To do:
Check every line of the entries for the string "heading" and return the ones that contain it.

Listed entries:

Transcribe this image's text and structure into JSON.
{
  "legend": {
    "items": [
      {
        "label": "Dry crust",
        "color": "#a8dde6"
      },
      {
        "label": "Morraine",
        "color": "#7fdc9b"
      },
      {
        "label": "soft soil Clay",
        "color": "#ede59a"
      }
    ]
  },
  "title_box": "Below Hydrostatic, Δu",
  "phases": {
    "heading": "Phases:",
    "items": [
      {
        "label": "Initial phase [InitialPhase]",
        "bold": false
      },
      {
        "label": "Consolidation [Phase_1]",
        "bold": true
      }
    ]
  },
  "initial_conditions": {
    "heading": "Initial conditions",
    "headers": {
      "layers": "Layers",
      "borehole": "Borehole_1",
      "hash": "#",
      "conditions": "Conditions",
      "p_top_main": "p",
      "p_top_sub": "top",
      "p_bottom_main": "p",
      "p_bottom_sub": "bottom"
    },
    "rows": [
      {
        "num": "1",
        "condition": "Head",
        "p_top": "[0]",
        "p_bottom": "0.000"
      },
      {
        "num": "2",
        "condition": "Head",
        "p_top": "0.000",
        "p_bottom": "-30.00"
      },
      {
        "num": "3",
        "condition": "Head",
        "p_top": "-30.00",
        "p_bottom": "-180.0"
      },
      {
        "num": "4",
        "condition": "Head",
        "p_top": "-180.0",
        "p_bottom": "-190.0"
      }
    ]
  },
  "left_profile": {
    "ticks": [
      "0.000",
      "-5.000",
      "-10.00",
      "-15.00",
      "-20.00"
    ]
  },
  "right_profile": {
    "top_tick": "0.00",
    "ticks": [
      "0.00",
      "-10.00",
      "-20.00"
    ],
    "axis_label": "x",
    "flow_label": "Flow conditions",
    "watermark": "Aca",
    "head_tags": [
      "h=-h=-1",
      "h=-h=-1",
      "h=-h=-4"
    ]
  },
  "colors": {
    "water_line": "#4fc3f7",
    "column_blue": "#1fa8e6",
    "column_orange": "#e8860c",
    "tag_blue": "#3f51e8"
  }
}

Output:
    "heading": "Phases:",
    "heading": "Initial conditions",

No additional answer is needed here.